1905 Elisabet Ney Born: Munster, Germany 1833 Died: Austin, Texas 1907 marble 73 3/4 x 25 3/4 x 29 1/2 in. (187.2 x 65.4 x 75.0 cm.) Smithsonian American Art Museum Gift of Edmund Montgomery and Ella D. Dibrell, Trustee 1998.79 Smithsonian American Art Museum
Luce Foundation Center, 3rd Floor, W310

Luce Center Quote

"Out, damned spot! out, I say! Here’s the smell of the blood still: all the perfumes of Arabia will not sweeten this little hand. Oh! oh! oh!" Lady Macbeth, Macbeth (1606)

Luce Center Label

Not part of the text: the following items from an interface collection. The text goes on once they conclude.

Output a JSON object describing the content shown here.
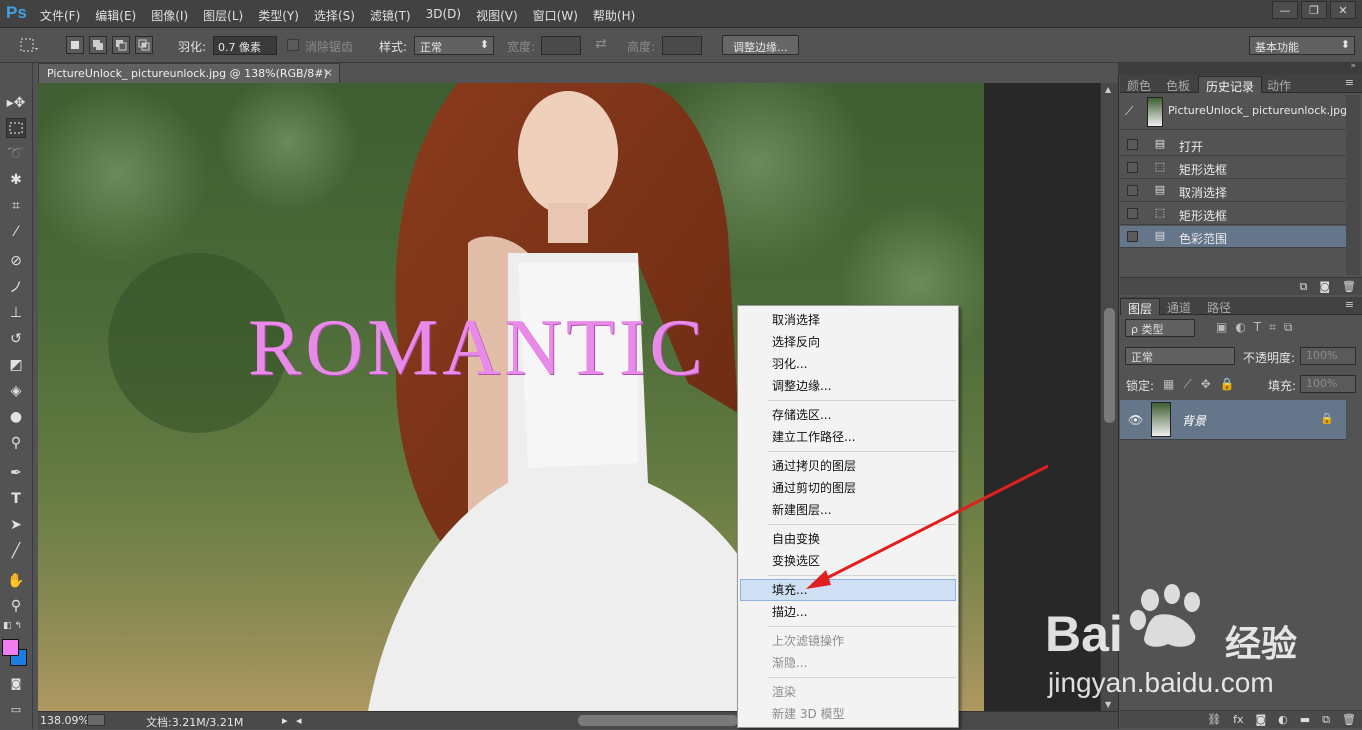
{
  "app": {
    "logo": "Ps"
  },
  "menu": [
    "文件(F)",
    "编辑(E)",
    "图像(I)",
    "图层(L)",
    "类型(Y)",
    "选择(S)",
    "滤镜(T)",
    "3D(D)",
    "视图(V)",
    "窗口(W)",
    "帮助(H)"
  ],
  "window_controls": {
    "minimize": "—",
    "restore": "❐",
    "close": "✕"
  },
  "options_bar": {
    "feather_label": "羽化:",
    "feather_value": "0.7 像素",
    "antialias_label": "消除锯齿",
    "style_label": "样式:",
    "style_value": "正常",
    "width_label": "宽度:",
    "height_label": "高度:",
    "refine_edge_button": "调整边缘...",
    "workspace": "基本功能"
  },
  "document": {
    "tab_title": "PictureUnlock_ pictureunlock.jpg @ 138%(RGB/8#)",
    "tab_close": "×",
    "canvas_text": "ROMANTIC"
  },
  "status_bar": {
    "zoom": "138.09%",
    "doc_size": "文档:3.21M/3.21M"
  },
  "context_menu": {
    "items": [
      {
        "label": "取消选择",
        "enabled": true
      },
      {
        "label": "选择反向",
        "enabled": true
      },
      {
        "label": "羽化...",
        "enabled": true
      },
      {
        "label": "调整边缘...",
        "enabled": true
      },
      {
        "label": "存储选区...",
        "enabled": true
      },
      {
        "label": "建立工作路径...",
        "enabled": true
      },
      {
        "label": "通过拷贝的图层",
        "enabled": true
      },
      {
        "label": "通过剪切的图层",
        "enabled": true
      },
      {
        "label": "新建图层...",
        "enabled": true
      },
      {
        "label": "自由变换",
        "enabled": true
      },
      {
        "label": "变换选区",
        "enabled": true
      },
      {
        "label": "填充...",
        "enabled": true,
        "highlighted": true
      },
      {
        "label": "描边...",
        "enabled": true
      },
      {
        "label": "上次滤镜操作",
        "enabled": false
      },
      {
        "label": "渐隐...",
        "enabled": false
      },
      {
        "label": "渲染",
        "enabled": false
      },
      {
        "label": "新建 3D 模型",
        "enabled": false
      }
    ]
  },
  "history_panel": {
    "tabs": [
      "颜色",
      "色板",
      "历史记录",
      "动作"
    ],
    "active_tab": "历史记录",
    "snapshot": "PictureUnlock_ pictureunlock.jpg",
    "steps": [
      {
        "label": "打开",
        "icon": "document-icon"
      },
      {
        "label": "矩形选框",
        "icon": "marquee-icon"
      },
      {
        "label": "取消选择",
        "icon": "document-icon"
      },
      {
        "label": "矩形选框",
        "icon": "marquee-icon"
      },
      {
        "label": "色彩范围",
        "icon": "document-icon",
        "selected": true
      }
    ]
  },
  "layers_panel": {
    "tabs": [
      "图层",
      "通道",
      "路径"
    ],
    "active_tab": "图层",
    "filter_kind": "ρ 类型",
    "blend_mode": "正常",
    "opacity_label": "不透明度:",
    "opacity_value": "100%",
    "lock_label": "锁定:",
    "fill_label": "填充:",
    "fill_value": "100%",
    "layers": [
      {
        "name": "背景",
        "locked": true,
        "visible": true
      }
    ]
  },
  "colors": {
    "foreground": "#f07ef0",
    "background": "#1a7fe0",
    "accent_arrow": "#e02020",
    "selection_blue": "#65758a"
  },
  "watermark": {
    "brand": "Bai",
    "brand_cn": "经验",
    "url": "jingyan.baidu.com"
  }
}
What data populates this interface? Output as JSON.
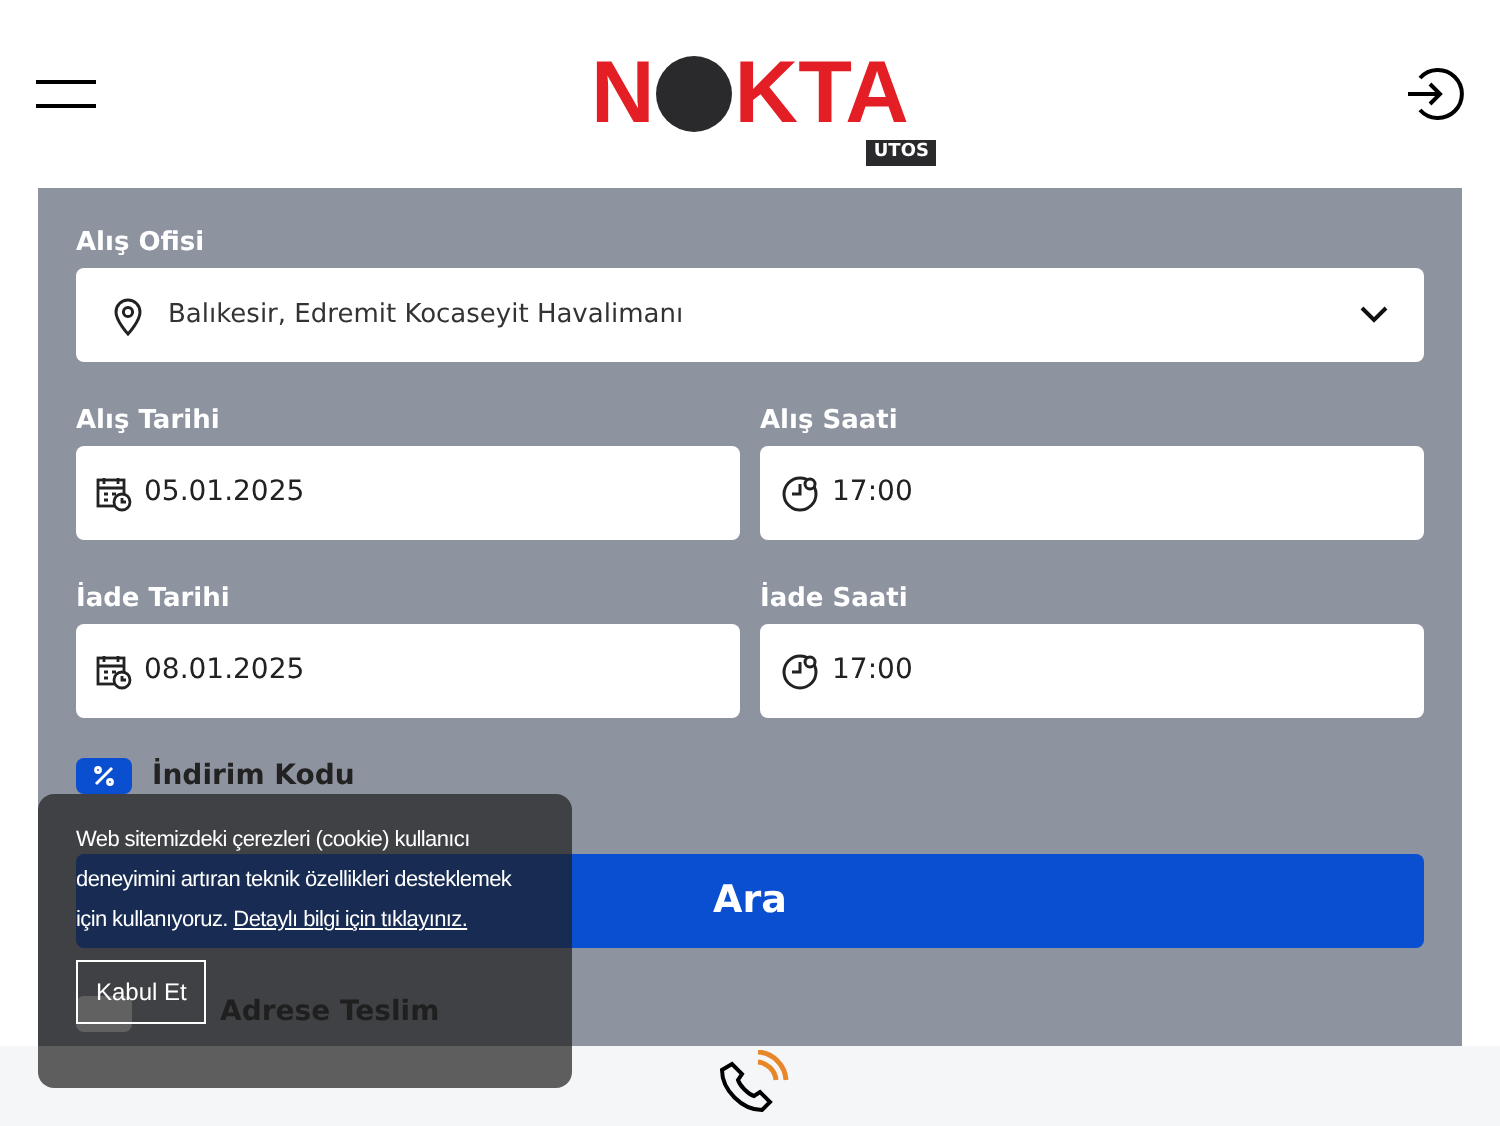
{
  "logo": {
    "left": "N",
    "right": "KTA",
    "badge": "UTOS"
  },
  "form": {
    "pickup_office": {
      "label": "Alış Ofisi",
      "value": "Balıkesir, Edremit Kocaseyit Havalimanı"
    },
    "rows": [
      {
        "date_label": "Alış Tarihi",
        "date": "05.01.2025",
        "time_label": "Alış Saati",
        "time": "17:00"
      },
      {
        "date_label": "İade Tarihi",
        "date": "08.01.2025",
        "time_label": "İade Saati",
        "time": "17:00"
      }
    ],
    "discount": {
      "label": "İndirim Kodu",
      "checked": true
    },
    "search_button": "Ara",
    "different_address": {
      "label": "Adrese Teslim",
      "checked": false
    }
  },
  "cookie_notice": {
    "text": "Web sitemizdeki çerezleri (cookie) kullanıcı deneyimini artıran teknik özellikleri desteklemek için kullanıyoruz.",
    "link": "Detaylı bilgi için tıklayınız.",
    "button": "Kabul Et"
  }
}
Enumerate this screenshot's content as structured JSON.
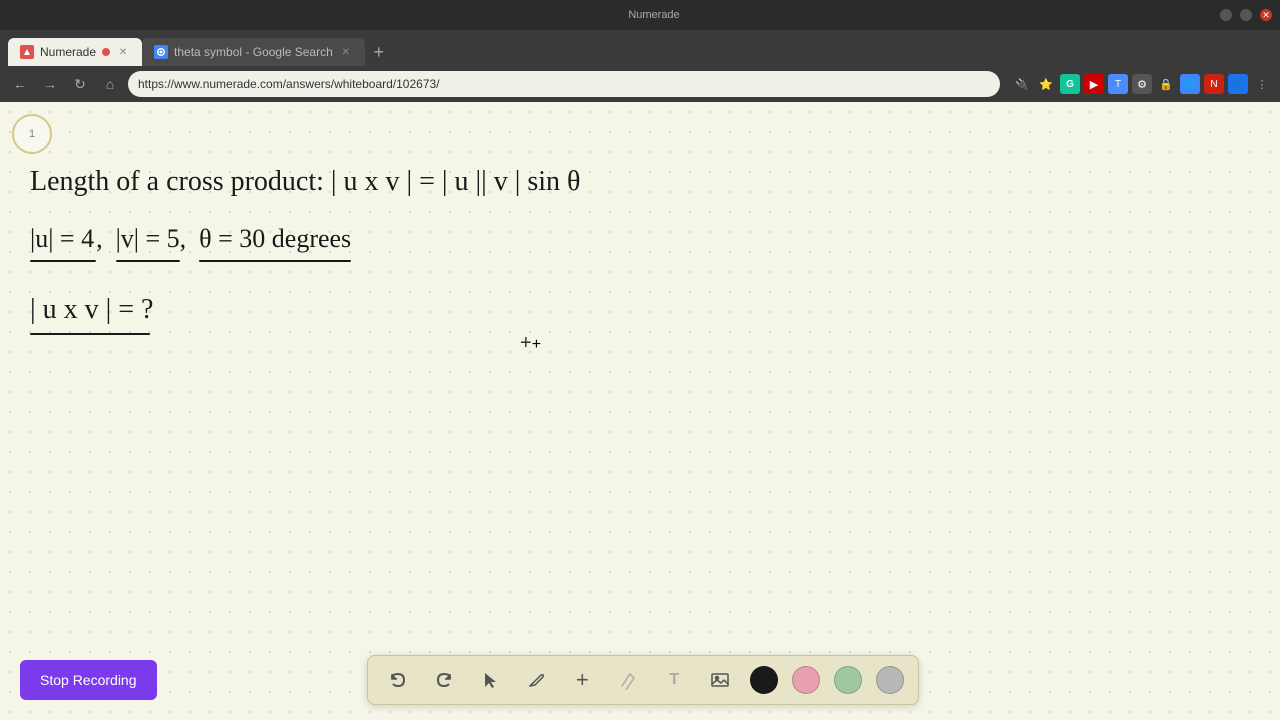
{
  "browser": {
    "tabs": [
      {
        "id": "numerade",
        "label": "Numerade",
        "favicon_color": "#e05050",
        "active": true,
        "has_dot": true
      },
      {
        "id": "google",
        "label": "theta symbol - Google Search",
        "favicon_color": "#4285f4",
        "active": false,
        "has_dot": false
      }
    ],
    "url": "https://www.numerade.com/answers/whiteboard/102673/",
    "new_tab_label": "+",
    "nav": {
      "back": "←",
      "forward": "→",
      "refresh": "↻",
      "home": "⌂"
    }
  },
  "whiteboard": {
    "line1": "Length of a cross product: | u x v | = | u || v | sin θ",
    "line2_text": "|u| = 4, |v| = 5, θ = 30 degrees",
    "line3_text": "| u x v | = ?",
    "badge_label": "1"
  },
  "toolbar": {
    "undo_label": "↺",
    "redo_label": "↻",
    "select_label": "▷",
    "pen_label": "✏",
    "plus_label": "+",
    "eraser_label": "/",
    "text_label": "T",
    "image_label": "🖼",
    "colors": [
      "black",
      "pink",
      "green",
      "gray"
    ]
  },
  "stop_recording_button": {
    "label": "Stop Recording"
  }
}
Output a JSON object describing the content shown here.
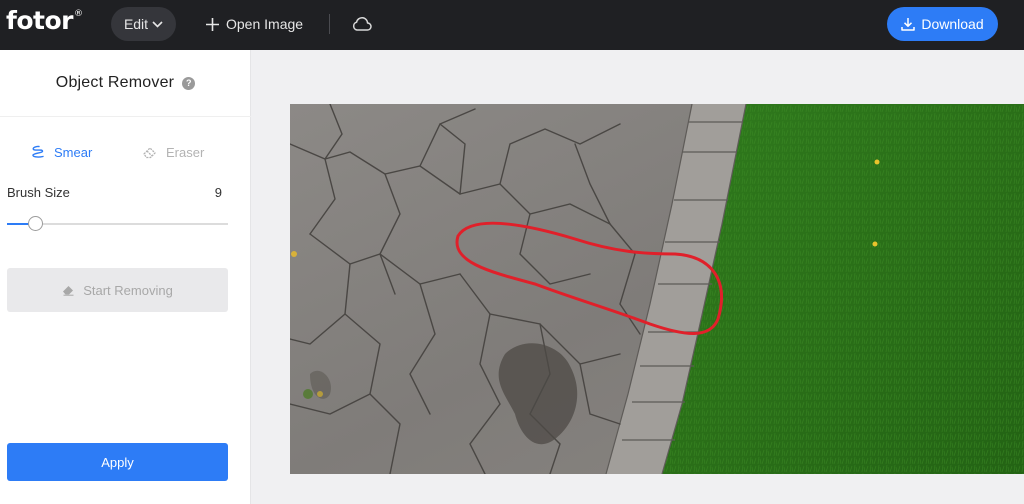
{
  "app": {
    "logo": "fotor",
    "logo_mark": "®"
  },
  "topbar": {
    "edit_label": "Edit",
    "open_image_label": "Open Image",
    "download_label": "Download"
  },
  "panel": {
    "title": "Object Remover",
    "help_glyph": "?",
    "tabs": [
      {
        "label": "Smear",
        "active": true
      },
      {
        "label": "Eraser",
        "active": false
      }
    ],
    "brush_size_label": "Brush Size",
    "brush_size_value": "9",
    "brush_size_fraction": 0.1,
    "start_removing_label": "Start Removing",
    "apply_label": "Apply"
  },
  "colors": {
    "accent": "#2d7cf6",
    "topbar_bg": "#1f2023",
    "stroke": "#e0202a"
  },
  "icons": {
    "edit_chevron": "chevron-down-icon",
    "open": "plus-icon",
    "cloud": "cloud-icon",
    "download": "download-icon",
    "help": "question-icon",
    "smear": "smear-brush-icon",
    "eraser": "eraser-icon",
    "start_removing": "eraser-icon"
  }
}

Elisabet Ney's Lady Macbeth is both a dramatic portrayal of a famous Shakespearean character and a self-portrait. This sculpture, completed two years before Ney died, suggests the remorse and guilt the artist felt about her relationship with her estranged son, Lorne. Ney sympathized with Lady Macbeth because they were both strong women who did not submit to the conventions of their times. In act 5, scene 1 of Shakespeare's tragedy the scheming queen is sleepwalking, a tortured soul whose contradictions are represented by the sharp diagonals of her clothes, her deeply furrowed brow, and the strained left arm that reaches across her body. Lady Macbeth dreams that a spot of blood has fallen on her hand, and no matter how many times she washes it, the "damned spot" will not come out. Although hardly the conspirator that Lady Macbeth was, Ney related to her subject's internal conflict. As an adolescent, Lorne had stopped speaking to his mother and had moved out of his parents' home. He felt his mother was too controlling and did not understand him because she made him dress in togas and would not let him play with children his own age. She held herself responsible for the loss of her son and expressed her grief through the sculpture of Lady Macbeth.


Figure female - full length

Literature - character - Lady Macbeth

Literature - Shakespeare - Macbeth

State of being - illness - insanity


stone - marble

About Elisabet Ney

Born: Munster, Germany 1833 Died: Austin, Texas 1907